WHAT TO DO - Copy every line of the data that contains the string "Доставка".
════════════════════
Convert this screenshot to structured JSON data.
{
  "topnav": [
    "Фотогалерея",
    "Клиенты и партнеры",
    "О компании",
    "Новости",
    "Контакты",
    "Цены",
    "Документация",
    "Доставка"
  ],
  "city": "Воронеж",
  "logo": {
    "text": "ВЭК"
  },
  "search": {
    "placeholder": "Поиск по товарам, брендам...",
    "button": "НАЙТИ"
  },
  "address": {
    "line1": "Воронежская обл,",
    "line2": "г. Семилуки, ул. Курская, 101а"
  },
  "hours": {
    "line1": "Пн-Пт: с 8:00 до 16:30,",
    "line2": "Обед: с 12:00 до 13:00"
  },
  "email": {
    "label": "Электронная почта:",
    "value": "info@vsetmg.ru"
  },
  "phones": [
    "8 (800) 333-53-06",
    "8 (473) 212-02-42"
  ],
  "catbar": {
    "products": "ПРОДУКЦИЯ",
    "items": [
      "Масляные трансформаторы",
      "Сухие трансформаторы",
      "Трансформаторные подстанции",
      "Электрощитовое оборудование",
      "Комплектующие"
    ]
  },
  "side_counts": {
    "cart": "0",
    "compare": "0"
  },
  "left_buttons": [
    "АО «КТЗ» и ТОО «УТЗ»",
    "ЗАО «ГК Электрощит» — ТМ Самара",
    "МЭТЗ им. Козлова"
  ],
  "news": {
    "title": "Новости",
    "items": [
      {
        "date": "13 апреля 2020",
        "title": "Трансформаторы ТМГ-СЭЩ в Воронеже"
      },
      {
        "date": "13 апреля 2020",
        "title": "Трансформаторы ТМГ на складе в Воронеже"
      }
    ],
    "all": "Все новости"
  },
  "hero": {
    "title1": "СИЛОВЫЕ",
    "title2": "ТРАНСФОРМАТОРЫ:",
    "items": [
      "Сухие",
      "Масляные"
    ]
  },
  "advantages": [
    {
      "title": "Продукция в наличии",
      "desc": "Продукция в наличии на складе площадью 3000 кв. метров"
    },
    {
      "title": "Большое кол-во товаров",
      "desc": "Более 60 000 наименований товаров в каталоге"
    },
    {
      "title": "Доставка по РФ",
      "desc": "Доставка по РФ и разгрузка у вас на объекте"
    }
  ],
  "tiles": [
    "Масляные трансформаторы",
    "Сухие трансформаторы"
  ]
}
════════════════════
SOLUTION -
    "Доставка"
      "title": "Доставка по РФ",
      "desc": "Доставка по РФ и разгрузка у вас на объекте"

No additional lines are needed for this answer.